New Mexico State Land Commissioner Ray Powell
One Health is a collaborative decision-making approach that helps ensure the long-term health of plants, animals, people and local communities. This effort will help the State Land Office optimize revenues and create good jobs for New Mexicans while caring for State Trust Lands in a sustainable manner.
It has been proven that states and local communities that take the best care of their natural world have the strongest economies, the best jobs, and enjoy the highest quality of life. Using the One Health approach helps ensure that land-management decisions look at the big picture over a long period of time and thus create long-term economic prosperity while maintaining healthy lands.
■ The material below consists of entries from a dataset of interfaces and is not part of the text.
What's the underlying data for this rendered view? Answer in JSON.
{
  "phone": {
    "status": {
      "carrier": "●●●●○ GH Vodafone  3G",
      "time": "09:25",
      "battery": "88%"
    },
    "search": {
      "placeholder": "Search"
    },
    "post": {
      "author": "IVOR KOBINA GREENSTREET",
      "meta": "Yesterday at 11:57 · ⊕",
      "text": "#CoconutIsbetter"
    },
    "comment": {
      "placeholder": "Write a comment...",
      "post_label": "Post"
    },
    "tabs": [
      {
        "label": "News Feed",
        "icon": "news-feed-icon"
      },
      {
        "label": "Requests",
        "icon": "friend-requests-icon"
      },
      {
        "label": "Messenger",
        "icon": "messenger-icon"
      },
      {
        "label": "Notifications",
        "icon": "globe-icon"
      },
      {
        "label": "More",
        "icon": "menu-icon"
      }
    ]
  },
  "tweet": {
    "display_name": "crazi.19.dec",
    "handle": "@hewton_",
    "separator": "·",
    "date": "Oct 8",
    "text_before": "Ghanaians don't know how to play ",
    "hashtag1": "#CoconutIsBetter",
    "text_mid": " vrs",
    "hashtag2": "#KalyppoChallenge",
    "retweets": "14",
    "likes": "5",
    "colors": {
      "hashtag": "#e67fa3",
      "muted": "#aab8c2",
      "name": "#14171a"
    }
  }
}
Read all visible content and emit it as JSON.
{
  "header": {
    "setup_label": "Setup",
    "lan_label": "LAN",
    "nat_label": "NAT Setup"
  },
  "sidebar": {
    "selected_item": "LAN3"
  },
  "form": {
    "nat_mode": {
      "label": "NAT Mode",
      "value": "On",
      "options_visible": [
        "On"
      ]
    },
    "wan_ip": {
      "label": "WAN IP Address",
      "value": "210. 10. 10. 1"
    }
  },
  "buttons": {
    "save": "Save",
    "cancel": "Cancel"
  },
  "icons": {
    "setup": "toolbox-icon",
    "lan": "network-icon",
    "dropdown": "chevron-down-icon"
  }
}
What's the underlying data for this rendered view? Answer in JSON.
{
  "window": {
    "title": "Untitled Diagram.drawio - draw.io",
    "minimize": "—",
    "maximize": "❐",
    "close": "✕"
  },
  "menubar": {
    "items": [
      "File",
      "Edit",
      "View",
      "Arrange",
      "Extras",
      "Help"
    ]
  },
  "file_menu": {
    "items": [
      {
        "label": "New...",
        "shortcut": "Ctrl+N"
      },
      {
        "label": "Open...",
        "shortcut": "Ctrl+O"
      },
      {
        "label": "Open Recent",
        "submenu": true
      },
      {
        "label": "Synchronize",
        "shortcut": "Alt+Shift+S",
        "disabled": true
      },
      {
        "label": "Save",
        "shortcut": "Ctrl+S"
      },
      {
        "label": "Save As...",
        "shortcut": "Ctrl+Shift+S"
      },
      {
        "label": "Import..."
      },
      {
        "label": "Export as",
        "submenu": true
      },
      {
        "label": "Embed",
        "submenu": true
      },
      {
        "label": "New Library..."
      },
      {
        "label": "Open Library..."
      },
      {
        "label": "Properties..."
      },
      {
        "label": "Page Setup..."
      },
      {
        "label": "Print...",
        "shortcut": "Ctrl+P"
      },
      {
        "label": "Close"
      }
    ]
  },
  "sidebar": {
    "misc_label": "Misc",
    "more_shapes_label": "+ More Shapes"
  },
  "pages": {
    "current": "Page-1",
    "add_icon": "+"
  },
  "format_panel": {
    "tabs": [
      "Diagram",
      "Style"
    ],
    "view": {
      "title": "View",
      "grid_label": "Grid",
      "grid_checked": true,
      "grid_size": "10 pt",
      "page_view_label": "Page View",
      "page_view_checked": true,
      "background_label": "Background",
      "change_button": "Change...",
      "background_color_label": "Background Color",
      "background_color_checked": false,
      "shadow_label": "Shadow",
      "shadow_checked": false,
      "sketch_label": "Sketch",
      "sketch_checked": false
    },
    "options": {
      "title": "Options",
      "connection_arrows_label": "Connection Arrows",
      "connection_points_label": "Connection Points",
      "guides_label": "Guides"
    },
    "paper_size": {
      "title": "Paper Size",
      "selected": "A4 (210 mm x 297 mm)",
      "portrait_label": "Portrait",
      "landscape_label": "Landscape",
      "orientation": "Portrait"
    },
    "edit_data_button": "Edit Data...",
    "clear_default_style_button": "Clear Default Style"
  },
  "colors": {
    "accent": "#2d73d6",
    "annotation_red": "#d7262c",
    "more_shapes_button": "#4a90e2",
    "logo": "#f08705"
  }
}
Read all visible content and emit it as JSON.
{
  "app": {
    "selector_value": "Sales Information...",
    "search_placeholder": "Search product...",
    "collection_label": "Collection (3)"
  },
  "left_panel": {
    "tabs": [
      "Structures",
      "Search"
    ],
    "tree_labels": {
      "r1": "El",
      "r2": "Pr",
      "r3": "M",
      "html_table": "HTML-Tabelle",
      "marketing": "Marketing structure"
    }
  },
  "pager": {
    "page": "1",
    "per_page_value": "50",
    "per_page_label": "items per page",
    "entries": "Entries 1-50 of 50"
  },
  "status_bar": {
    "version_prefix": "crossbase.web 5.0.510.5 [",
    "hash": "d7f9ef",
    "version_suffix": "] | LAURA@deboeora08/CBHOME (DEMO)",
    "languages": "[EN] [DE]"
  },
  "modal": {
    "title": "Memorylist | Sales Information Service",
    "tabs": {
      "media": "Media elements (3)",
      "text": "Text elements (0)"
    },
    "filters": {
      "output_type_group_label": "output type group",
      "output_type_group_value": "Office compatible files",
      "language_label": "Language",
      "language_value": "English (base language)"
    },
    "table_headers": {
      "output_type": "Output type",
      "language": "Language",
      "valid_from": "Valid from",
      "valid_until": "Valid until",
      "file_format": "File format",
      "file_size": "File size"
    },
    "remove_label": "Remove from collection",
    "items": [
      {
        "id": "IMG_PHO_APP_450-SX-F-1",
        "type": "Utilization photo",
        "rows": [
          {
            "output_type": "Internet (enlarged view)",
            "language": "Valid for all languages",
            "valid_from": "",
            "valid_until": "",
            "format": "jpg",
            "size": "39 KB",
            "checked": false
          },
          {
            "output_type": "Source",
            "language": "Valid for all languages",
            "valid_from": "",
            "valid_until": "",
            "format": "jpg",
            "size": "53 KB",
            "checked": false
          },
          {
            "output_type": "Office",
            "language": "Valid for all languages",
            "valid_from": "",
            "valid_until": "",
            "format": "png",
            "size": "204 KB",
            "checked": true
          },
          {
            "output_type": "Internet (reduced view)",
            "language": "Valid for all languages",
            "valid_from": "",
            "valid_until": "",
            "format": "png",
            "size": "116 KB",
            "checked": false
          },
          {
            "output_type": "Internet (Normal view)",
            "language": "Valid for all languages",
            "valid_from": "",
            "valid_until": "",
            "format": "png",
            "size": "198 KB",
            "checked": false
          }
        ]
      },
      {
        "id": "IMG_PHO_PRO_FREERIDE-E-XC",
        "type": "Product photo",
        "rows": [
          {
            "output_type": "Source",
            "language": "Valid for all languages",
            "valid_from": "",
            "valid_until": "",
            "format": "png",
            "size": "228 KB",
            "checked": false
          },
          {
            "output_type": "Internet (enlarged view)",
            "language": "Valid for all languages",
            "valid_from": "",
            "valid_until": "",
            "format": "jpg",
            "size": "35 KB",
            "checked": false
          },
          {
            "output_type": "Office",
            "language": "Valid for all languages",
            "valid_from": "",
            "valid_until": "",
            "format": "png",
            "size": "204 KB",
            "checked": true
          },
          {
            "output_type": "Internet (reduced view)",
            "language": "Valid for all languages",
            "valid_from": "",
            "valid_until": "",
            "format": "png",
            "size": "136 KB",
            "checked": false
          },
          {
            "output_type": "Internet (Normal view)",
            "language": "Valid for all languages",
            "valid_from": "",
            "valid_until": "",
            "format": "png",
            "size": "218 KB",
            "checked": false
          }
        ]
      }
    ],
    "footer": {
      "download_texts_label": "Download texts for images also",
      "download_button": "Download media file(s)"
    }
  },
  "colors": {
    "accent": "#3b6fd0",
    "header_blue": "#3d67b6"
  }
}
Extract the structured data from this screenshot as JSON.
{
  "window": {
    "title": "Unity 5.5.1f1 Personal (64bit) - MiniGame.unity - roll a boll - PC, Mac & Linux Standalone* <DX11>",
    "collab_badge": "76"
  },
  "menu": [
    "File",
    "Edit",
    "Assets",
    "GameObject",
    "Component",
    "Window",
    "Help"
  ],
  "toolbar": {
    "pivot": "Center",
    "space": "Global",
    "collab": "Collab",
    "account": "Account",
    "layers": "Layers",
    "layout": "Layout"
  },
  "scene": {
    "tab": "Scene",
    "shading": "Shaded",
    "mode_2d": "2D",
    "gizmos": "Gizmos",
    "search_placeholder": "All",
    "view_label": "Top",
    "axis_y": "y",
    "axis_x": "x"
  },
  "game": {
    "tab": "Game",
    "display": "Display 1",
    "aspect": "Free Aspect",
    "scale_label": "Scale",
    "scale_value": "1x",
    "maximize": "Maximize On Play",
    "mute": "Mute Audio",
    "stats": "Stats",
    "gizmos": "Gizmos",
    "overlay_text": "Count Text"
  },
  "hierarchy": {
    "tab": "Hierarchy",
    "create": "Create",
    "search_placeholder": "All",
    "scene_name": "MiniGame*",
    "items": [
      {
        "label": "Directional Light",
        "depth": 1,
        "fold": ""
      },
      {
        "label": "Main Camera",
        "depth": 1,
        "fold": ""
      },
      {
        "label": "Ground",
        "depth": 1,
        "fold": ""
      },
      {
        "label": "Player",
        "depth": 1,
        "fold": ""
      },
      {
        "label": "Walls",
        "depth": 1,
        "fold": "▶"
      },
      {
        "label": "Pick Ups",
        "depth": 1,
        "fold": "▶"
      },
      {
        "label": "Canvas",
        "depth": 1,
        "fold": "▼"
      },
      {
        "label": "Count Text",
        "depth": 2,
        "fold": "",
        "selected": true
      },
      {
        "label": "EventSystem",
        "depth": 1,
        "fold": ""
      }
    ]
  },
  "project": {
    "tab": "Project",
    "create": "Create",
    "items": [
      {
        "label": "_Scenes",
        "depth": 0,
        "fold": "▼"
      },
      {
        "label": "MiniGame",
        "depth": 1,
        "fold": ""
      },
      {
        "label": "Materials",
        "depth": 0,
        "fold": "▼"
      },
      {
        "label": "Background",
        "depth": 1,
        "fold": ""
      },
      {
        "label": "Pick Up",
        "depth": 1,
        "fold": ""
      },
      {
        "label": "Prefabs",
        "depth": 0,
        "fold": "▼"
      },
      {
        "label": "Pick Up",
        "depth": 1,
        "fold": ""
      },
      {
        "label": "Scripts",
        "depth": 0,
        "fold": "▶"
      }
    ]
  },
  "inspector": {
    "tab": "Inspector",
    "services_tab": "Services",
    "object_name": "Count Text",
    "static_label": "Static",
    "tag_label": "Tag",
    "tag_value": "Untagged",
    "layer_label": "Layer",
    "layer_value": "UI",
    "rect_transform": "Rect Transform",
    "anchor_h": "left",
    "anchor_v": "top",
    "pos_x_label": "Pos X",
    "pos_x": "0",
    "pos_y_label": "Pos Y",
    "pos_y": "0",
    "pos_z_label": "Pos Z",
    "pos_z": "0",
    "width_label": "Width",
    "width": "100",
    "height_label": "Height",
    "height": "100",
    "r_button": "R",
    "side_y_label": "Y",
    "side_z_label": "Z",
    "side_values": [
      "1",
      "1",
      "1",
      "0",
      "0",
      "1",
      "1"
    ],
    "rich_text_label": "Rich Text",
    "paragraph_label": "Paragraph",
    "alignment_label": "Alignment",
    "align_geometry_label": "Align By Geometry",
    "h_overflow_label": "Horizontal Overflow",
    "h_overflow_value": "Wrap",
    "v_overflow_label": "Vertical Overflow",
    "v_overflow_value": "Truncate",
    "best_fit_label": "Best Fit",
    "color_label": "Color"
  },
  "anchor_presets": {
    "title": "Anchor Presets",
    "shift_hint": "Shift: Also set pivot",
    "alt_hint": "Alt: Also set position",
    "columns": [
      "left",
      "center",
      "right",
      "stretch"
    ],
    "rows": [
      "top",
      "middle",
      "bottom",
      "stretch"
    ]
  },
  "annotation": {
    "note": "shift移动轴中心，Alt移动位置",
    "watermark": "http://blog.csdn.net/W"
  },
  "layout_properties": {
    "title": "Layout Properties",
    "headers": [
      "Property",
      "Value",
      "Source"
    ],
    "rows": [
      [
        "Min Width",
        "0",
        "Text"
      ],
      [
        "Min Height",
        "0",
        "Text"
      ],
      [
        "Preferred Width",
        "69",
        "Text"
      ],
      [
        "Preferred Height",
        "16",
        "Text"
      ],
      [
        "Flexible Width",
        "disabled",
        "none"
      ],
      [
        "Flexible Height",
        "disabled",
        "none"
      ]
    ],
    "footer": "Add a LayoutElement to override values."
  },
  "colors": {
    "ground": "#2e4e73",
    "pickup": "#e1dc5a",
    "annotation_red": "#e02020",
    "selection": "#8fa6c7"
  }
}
In 2012, the State Land Office generated a record $650 million for our 22 beneficiaries, including our public schools, universities and hospitals, which significantly reduced the tax burden on New Mexico’s families.
I am asking the State Legislature to approve $200,000, from money earned from State Trust Lands, to support our One Health initiative. These funds will help us inventory State Trust Lands and implement a decision-making system that facilitates science-based land-management decisions.
Here are three examples of how we are applying One Health.
- We are working with other state and federal agencies to remove invasive feral hogs from our state. Seventeen of New Mexico’s 33 counties and nearly one million acres of State Trust Land now have feral hogs, which were brought to the state illegally for hunting purposes. These animals can carry 27 infectious diseases that can be passed to native wildlife, domestic animals and people. In addition, they cause severe habitat destruction and eat native ground-dwelling wildlife.
- I have signed a conservation agreement with the US Fish and Wildlife Service to protect the Lesser Prairie-Chicken and the Dunes Sagebrush Lizard on 250,000 acres of State Trust Lands, while allowing appropriate commercial uses of this Trust Land.
- The State Land Office’s Restoration of the Río Grande Bosque has enhanced the natural world while improving local water quality and availability. Non-native invasive species were removed and replaced with native species that provide food and shelter for wildlife. The land was also re-contoured to facilitate natural flooding and forest thinning and brush clearing to reduce fire threats to homes and the Bosque ecosystem.
The bottom line is: When we take care of our lands, our lands take care of us.